### [Exercise input]
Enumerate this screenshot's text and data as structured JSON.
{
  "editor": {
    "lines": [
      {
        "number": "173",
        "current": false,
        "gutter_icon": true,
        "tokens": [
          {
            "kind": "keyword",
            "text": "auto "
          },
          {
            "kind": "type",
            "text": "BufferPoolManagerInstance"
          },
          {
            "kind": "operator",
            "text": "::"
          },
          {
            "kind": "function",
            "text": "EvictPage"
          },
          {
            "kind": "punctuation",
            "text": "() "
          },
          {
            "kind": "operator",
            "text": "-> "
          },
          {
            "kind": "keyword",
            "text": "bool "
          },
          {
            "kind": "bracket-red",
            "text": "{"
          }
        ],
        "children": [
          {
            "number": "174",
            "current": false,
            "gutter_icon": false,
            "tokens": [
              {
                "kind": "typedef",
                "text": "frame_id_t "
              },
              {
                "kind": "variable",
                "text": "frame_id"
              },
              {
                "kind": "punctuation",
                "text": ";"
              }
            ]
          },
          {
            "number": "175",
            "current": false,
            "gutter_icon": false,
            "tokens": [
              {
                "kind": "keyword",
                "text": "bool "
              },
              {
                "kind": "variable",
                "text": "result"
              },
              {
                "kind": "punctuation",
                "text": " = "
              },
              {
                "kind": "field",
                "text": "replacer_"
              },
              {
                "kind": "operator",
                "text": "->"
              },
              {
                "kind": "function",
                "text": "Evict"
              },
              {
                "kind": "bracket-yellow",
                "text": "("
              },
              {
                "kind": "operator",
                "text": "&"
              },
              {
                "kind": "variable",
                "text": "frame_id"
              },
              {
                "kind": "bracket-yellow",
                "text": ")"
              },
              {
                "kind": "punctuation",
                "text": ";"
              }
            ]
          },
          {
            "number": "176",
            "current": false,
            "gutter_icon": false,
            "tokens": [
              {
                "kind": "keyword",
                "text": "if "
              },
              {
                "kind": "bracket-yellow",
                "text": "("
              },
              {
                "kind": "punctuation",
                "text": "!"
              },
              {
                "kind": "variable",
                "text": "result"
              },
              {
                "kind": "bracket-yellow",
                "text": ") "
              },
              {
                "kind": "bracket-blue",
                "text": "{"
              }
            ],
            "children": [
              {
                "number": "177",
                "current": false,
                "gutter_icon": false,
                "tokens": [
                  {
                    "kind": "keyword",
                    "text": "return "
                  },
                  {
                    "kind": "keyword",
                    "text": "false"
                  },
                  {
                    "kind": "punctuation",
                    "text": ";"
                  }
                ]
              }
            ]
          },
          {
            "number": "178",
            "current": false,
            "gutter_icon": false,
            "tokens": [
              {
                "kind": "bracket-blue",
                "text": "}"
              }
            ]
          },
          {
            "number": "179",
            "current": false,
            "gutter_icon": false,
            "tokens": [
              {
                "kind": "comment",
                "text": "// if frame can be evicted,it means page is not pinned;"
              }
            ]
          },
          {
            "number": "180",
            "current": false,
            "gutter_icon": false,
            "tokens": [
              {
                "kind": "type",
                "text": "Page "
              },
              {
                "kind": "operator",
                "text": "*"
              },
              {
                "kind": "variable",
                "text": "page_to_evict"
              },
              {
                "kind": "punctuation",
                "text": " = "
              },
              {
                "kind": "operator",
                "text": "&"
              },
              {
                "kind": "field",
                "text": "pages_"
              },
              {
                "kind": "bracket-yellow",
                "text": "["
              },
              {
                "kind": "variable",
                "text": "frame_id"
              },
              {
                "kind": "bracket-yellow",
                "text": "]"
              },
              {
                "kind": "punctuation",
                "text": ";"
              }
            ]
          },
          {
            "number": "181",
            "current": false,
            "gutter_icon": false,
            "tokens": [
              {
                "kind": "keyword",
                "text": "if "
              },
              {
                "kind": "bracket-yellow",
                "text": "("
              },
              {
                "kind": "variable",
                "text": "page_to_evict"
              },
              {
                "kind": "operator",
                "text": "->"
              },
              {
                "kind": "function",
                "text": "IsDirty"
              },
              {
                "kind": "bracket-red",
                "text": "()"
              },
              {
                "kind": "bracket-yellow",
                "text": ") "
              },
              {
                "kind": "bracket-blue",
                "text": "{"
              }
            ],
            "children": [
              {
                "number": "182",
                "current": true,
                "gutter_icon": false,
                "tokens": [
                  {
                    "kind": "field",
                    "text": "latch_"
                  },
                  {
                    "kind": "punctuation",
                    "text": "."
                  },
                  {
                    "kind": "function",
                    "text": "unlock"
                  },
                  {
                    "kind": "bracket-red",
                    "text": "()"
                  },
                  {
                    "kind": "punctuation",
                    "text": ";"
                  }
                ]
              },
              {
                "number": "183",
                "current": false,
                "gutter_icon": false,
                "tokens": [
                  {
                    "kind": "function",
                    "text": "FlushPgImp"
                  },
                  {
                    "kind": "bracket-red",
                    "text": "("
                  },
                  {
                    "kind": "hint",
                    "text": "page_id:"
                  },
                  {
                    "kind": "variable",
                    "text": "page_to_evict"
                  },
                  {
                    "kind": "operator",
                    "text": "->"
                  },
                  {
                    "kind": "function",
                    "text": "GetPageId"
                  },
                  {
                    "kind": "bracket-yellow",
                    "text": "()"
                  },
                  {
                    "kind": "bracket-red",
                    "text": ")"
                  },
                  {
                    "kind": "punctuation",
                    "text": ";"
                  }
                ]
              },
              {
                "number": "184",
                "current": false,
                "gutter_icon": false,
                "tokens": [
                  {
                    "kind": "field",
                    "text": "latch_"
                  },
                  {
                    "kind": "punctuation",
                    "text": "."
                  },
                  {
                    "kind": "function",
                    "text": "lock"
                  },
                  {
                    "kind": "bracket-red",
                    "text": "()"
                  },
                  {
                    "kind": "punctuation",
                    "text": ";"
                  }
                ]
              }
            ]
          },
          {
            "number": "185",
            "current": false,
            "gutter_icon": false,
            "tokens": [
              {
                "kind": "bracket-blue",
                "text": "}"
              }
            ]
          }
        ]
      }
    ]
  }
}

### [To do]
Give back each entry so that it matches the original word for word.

### [Expected output]
Enumerate this screenshot's text and data as structured JSON.
{
  "editor": {
    "lines": [
      {
        "number": "173",
        "current": false,
        "gutter_icon": true,
        "tokens": [
          {
            "kind": "keyword",
            "text": "auto "
          },
          {
            "kind": "type",
            "text": "BufferPoolManagerInstance"
          },
          {
            "kind": "operator",
            "text": "::"
          },
          {
            "kind": "function",
            "text": "EvictPage"
          },
          {
            "kind": "punctuation",
            "text": "() "
          },
          {
            "kind": "operator",
            "text": "-> "
          },
          {
            "kind": "keyword",
            "text": "bool "
          },
          {
            "kind": "bracket-red",
            "text": "{"
          }
        ],
        "children": [
          {
            "number": "174",
            "current": false,
            "gutter_icon": false,
            "tokens": [
              {
                "kind": "typedef",
                "text": "frame_id_t "
              },
              {
                "kind": "variable",
                "text": "frame_id"
              },
              {
                "kind": "punctuation",
                "text": ";"
              }
            ]
          },
          {
            "number": "175",
            "current": false,
            "gutter_icon": false,
            "tokens": [
              {
                "kind": "keyword",
                "text": "bool "
              },
              {
                "kind": "variable",
                "text": "result"
              },
              {
                "kind": "punctuation",
                "text": " = "
              },
              {
                "kind": "field",
                "text": "replacer_"
              },
              {
                "kind": "operator",
                "text": "->"
              },
              {
                "kind": "function",
                "text": "Evict"
              },
              {
                "kind": "bracket-yellow",
                "text": "("
              },
              {
                "kind": "operator",
                "text": "&"
              },
              {
                "kind": "variable",
                "text": "frame_id"
              },
              {
                "kind": "bracket-yellow",
                "text": ")"
              },
              {
                "kind": "punctuation",
                "text": ";"
              }
            ]
          },
          {
            "number": "176",
            "current": false,
            "gutter_icon": false,
            "tokens": [
              {
                "kind": "keyword",
                "text": "if "
              },
              {
                "kind": "bracket-yellow",
                "text": "("
              },
              {
                "kind": "punctuation",
                "text": "!"
              },
              {
                "kind": "variable",
                "text": "result"
              },
              {
                "kind": "bracket-yellow",
                "text": ") "
              },
              {
                "kind": "bracket-blue",
                "text": "{"
              }
            ],
            "children": [
              {
                "number": "177",
                "current": false,
                "gutter_icon": false,
                "tokens": [
                  {
                    "kind": "keyword",
                    "text": "return "
                  },
                  {
                    "kind": "keyword",
                    "text": "false"
                  },
                  {
                    "kind": "punctuation",
                    "text": ";"
                  }
                ]
              }
            ]
          },
          {
            "number": "178",
            "current": false,
            "gutter_icon": false,
            "tokens": [
              {
                "kind": "bracket-blue",
                "text": "}"
              }
            ]
          },
          {
            "number": "179",
            "current": false,
            "gutter_icon": false,
            "tokens": [
              {
                "kind": "comment",
                "text": "// if frame can be evicted,it means page is not pinned;"
              }
            ]
          },
          {
            "number": "180",
            "current": false,
            "gutter_icon": false,
            "tokens": [
              {
                "kind": "type",
                "text": "Page "
              },
              {
                "kind": "operator",
                "text": "*"
              },
              {
                "kind": "variable",
                "text": "page_to_evict"
              },
              {
                "kind": "punctuation",
                "text": " = "
              },
              {
                "kind": "operator",
                "text": "&"
              },
              {
                "kind": "field",
                "text": "pages_"
              },
              {
                "kind": "bracket-yellow",
                "text": "["
              },
              {
                "kind": "variable",
                "text": "frame_id"
              },
              {
                "kind": "bracket-yellow",
                "text": "]"
              },
              {
                "kind": "punctuation",
                "text": ";"
              }
            ]
          },
          {
            "number": "181",
            "current": false,
            "gutter_icon": false,
            "tokens": [
              {
                "kind": "keyword",
                "text": "if "
              },
              {
                "kind": "bracket-yellow",
                "text": "("
              },
              {
                "kind": "variable",
                "text": "page_to_evict"
              },
              {
                "kind": "operator",
                "text": "->"
              },
              {
                "kind": "function",
                "text": "IsDirty"
              },
              {
                "kind": "bracket-red",
                "text": "()"
              },
              {
                "kind": "bracket-yellow",
                "text": ") "
              },
              {
                "kind": "bracket-blue",
                "text": "{"
              }
            ],
            "children": [
              {
                "number": "182",
                "current": true,
                "gutter_icon": false,
                "tokens": [
                  {
                    "kind": "field",
                    "text": "latch_"
                  },
                  {
                    "kind": "punctuation",
                    "text": "."
                  },
                  {
                    "kind": "function",
                    "text": "unlock"
                  },
                  {
                    "kind": "bracket-red",
                    "text": "()"
                  },
                  {
                    "kind": "punctuation",
                    "text": ";"
                  }
                ]
              },
              {
                "number": "183",
                "current": false,
                "gutter_icon": false,
                "tokens": [
                  {
                    "kind": "function",
                    "text": "FlushPgImp"
                  },
                  {
                    "kind": "bracket-red",
                    "text": "("
                  },
                  {
                    "kind": "hint",
                    "text": "page_id:"
                  },
                  {
                    "kind": "variable",
                    "text": "page_to_evict"
                  },
                  {
                    "kind": "operator",
                    "text": "->"
                  },
                  {
                    "kind": "function",
                    "text": "GetPageId"
                  },
                  {
                    "kind": "bracket-yellow",
                    "text": "()"
                  },
                  {
                    "kind": "bracket-red",
                    "text": ")"
                  },
                  {
                    "kind": "punctuation",
                    "text": ";"
                  }
                ]
              },
              {
                "number": "184",
                "current": false,
                "gutter_icon": false,
                "tokens": [
                  {
                    "kind": "field",
                    "text": "latch_"
                  },
                  {
                    "kind": "punctuation",
                    "text": "."
                  },
                  {
                    "kind": "function",
                    "text": "lock"
                  },
                  {
                    "kind": "bracket-red",
                    "text": "()"
                  },
                  {
                    "kind": "punctuation",
                    "text": ";"
                  }
                ]
              }
            ]
          },
          {
            "number": "185",
            "current": false,
            "gutter_icon": false,
            "tokens": [
              {
                "kind": "bracket-blue",
                "text": "}"
              }
            ]
          }
        ]
      }
    ]
  }
}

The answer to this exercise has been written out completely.